This past Sunday, November 6th, I ran the New York City Marathon. During my training, I learned that each runner has his or her own way of staying motivated and powering through to the finish line. Some people need to listen to a custom playlist on their iPod, others need to know they have friends and family looking out for them at every mile.
I don't use headphones when I run, nor did I map out where everyone I know was stationed along the course. As usual, what kept me going was Brazil. My first experience in Brazil in 2007 was a major motivation for my running the marathon. But seeing and hearing signs of Brazil on race day made the 26.2 miles (or 42 kilometers) fast and fun.
I came up behind these runners along the course. Using my Portuguese, I complimented their shirts and wished them good luck as I passed them and pulled ahead.
I was able to get the above shots on the move, but as I descended from the Queensboro bridge, I ran into wall of screaming green and yellow. The only time I stopped during my 4 hour run was to take a picture of this enthusiastic spectator who was part of that crowd. Her spirit kept me going for the remaining 12 miles.
Even when I didn't see signs of Brazil, I could hear them. During the last leg of the race in Central Park, I heard someone shout "Brazil!" Regrettably, I wasn't wearing any yellow, green or blue, so there must have been a prideful Brazilian on my heels who provoked the salute. Either way, I couldn't help but throw my fist in the air and smile even bigger than I already was. The onlooker might as well have shouted my name. Becca, Brazil, I respond to both.

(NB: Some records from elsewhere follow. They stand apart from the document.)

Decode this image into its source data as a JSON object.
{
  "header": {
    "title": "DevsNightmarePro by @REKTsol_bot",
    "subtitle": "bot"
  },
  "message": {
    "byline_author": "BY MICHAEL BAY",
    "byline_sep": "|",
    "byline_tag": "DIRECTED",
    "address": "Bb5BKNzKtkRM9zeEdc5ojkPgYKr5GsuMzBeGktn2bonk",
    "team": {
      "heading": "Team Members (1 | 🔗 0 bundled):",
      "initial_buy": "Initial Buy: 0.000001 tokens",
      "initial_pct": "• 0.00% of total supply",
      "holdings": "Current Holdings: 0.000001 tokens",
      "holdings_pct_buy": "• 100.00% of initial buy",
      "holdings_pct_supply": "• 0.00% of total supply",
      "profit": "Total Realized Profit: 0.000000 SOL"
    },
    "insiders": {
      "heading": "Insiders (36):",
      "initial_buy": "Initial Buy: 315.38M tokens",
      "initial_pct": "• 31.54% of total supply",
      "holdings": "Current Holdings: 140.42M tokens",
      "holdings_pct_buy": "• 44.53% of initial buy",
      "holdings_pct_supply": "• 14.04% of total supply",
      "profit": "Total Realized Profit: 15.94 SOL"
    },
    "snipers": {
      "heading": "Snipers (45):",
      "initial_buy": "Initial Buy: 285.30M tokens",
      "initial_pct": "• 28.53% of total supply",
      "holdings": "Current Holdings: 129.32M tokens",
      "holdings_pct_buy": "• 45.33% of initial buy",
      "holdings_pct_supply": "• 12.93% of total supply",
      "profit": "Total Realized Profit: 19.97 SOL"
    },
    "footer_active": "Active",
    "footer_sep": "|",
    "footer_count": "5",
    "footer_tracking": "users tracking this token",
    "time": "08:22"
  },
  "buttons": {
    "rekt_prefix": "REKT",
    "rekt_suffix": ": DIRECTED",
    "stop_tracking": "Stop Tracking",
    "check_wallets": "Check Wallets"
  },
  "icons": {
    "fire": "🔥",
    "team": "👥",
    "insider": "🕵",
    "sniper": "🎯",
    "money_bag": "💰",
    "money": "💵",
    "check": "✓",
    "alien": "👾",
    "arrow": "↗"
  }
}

My handful of Brazilian experiences spread out over New York's five boroughs are by no means an accurate representation of the extent of Brazil's presence in Sunday's race. @ElizondoGabriel, commented on Twitter: "My flight from NY to Sao Paulo today was more than half full of people coming home after running the NYC Marathon over the weekend." He told me even more runners from another New York flight that landed in São Paulo at the same time joined him and his fellow passengers in line at immigration. How could he tell? All were proudly sporting their medals. I forgot to ask if their limps or stiff walks were another give away.